Entries from a dataset of interfaces:
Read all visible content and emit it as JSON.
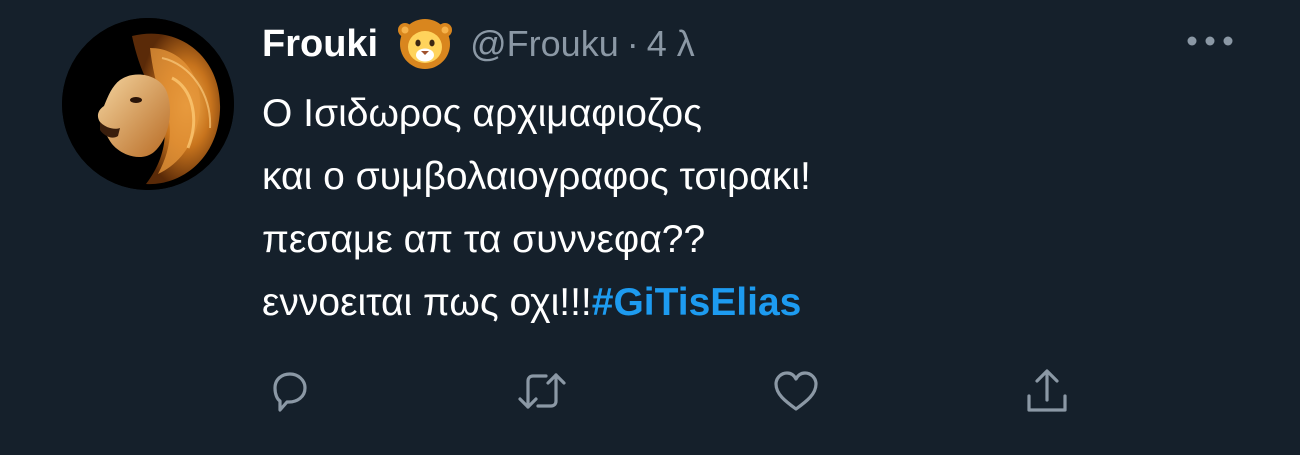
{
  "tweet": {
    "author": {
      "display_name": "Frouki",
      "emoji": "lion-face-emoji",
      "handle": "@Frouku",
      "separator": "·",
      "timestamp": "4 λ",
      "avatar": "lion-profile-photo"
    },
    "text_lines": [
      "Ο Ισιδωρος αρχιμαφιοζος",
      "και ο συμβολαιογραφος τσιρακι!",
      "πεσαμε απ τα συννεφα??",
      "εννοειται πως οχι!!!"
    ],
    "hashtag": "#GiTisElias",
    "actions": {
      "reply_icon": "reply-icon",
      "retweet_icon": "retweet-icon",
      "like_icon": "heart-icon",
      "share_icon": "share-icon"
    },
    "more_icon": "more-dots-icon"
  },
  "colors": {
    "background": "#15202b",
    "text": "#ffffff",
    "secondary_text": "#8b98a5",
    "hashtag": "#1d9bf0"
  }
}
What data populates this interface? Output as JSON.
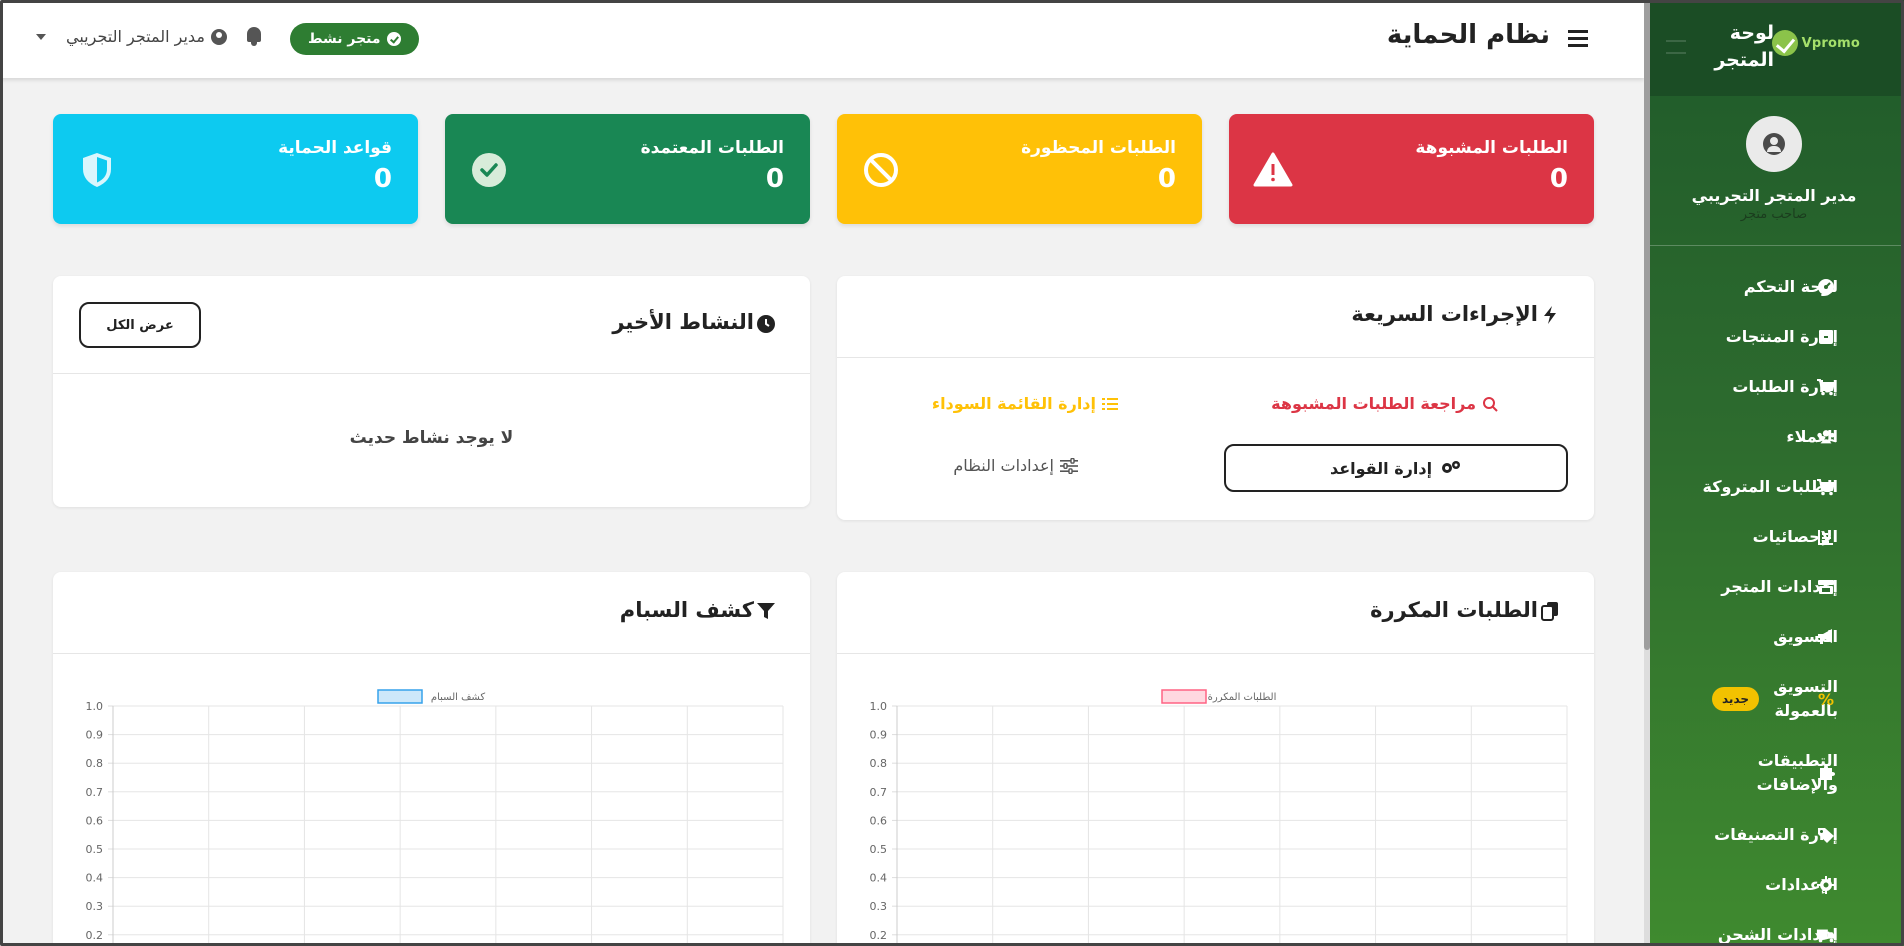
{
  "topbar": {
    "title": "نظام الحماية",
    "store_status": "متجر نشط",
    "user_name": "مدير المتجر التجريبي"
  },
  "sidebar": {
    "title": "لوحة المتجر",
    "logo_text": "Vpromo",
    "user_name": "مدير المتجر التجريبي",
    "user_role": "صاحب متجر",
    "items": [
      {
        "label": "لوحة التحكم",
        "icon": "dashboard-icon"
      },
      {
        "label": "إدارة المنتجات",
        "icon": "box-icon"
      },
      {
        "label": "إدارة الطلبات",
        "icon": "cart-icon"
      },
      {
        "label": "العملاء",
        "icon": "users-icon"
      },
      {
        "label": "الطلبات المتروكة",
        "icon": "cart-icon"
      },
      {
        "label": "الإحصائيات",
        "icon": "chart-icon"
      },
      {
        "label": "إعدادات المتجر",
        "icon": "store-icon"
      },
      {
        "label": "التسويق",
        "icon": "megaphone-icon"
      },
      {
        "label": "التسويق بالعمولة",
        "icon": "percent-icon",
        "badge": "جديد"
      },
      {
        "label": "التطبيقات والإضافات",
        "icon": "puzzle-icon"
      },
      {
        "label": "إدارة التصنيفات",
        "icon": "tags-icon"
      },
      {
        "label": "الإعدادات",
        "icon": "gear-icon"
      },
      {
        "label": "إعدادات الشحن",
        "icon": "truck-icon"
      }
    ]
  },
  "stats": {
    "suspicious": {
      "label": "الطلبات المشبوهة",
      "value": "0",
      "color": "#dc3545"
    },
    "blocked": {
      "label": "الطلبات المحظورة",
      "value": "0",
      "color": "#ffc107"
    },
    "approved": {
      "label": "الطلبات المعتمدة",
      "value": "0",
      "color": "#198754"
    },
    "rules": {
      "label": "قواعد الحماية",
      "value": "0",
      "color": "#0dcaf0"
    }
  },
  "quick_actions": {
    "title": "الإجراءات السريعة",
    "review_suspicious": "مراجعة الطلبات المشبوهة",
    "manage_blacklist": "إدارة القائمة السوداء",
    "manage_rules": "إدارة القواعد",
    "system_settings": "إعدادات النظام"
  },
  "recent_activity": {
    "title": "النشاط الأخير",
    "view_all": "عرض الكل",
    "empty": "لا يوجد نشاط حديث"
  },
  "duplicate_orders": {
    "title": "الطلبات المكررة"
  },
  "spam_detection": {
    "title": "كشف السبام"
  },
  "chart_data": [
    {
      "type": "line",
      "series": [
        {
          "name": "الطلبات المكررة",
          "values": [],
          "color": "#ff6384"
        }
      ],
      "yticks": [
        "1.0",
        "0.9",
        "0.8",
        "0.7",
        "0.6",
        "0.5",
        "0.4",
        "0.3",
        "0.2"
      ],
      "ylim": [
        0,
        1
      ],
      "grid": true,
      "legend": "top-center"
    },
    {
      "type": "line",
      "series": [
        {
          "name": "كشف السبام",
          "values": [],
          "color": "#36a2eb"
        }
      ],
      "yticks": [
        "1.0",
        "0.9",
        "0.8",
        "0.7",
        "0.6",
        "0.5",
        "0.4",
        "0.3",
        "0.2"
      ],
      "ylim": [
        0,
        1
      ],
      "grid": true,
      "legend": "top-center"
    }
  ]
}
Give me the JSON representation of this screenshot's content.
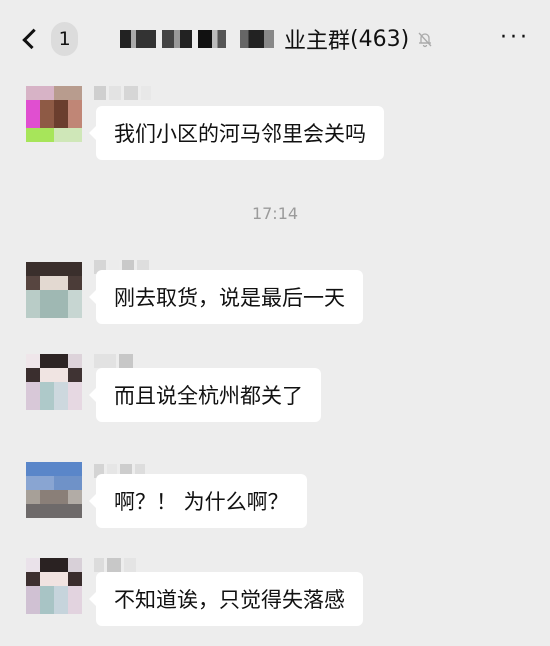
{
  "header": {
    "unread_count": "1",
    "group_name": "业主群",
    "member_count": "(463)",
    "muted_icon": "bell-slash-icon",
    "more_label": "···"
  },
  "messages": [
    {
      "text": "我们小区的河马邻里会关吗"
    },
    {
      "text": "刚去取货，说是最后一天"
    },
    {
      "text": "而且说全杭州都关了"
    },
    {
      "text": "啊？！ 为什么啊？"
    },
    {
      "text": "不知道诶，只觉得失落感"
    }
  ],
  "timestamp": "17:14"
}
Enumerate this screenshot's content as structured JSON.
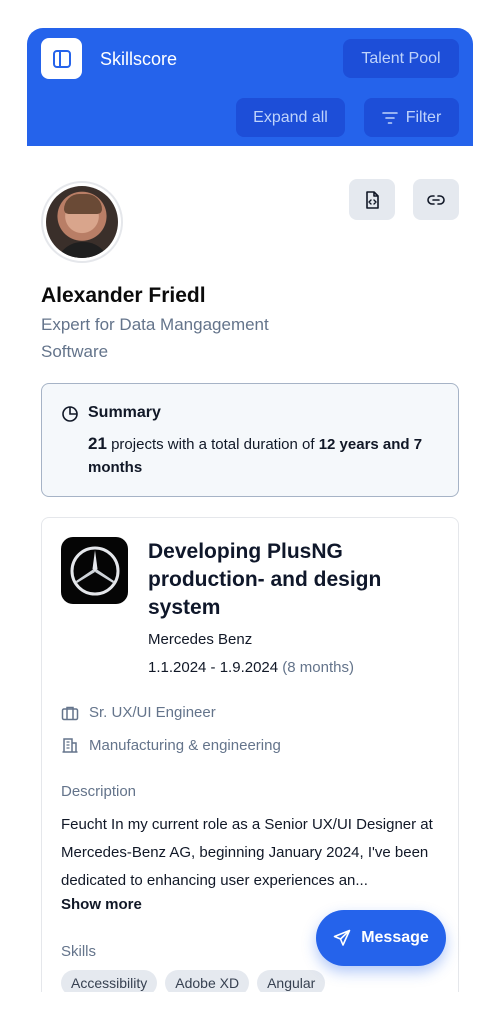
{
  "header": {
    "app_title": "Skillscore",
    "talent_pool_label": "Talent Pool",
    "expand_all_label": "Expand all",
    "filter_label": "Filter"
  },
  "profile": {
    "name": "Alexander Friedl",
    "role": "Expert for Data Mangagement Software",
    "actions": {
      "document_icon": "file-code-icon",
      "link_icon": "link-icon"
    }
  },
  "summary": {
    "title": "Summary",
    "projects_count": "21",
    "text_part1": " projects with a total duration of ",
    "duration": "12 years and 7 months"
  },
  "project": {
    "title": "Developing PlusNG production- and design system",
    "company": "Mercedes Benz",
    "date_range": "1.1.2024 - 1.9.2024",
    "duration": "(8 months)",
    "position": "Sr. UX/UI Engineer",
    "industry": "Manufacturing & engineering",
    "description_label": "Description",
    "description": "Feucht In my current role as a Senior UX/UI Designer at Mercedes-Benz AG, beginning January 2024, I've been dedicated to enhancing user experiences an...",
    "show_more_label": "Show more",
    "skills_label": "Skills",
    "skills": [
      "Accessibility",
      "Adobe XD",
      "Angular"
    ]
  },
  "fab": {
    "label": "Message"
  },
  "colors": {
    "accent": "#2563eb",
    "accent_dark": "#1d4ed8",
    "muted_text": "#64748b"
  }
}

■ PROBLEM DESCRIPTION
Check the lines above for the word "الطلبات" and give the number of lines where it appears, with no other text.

■ EXERCISE SOLUTION
8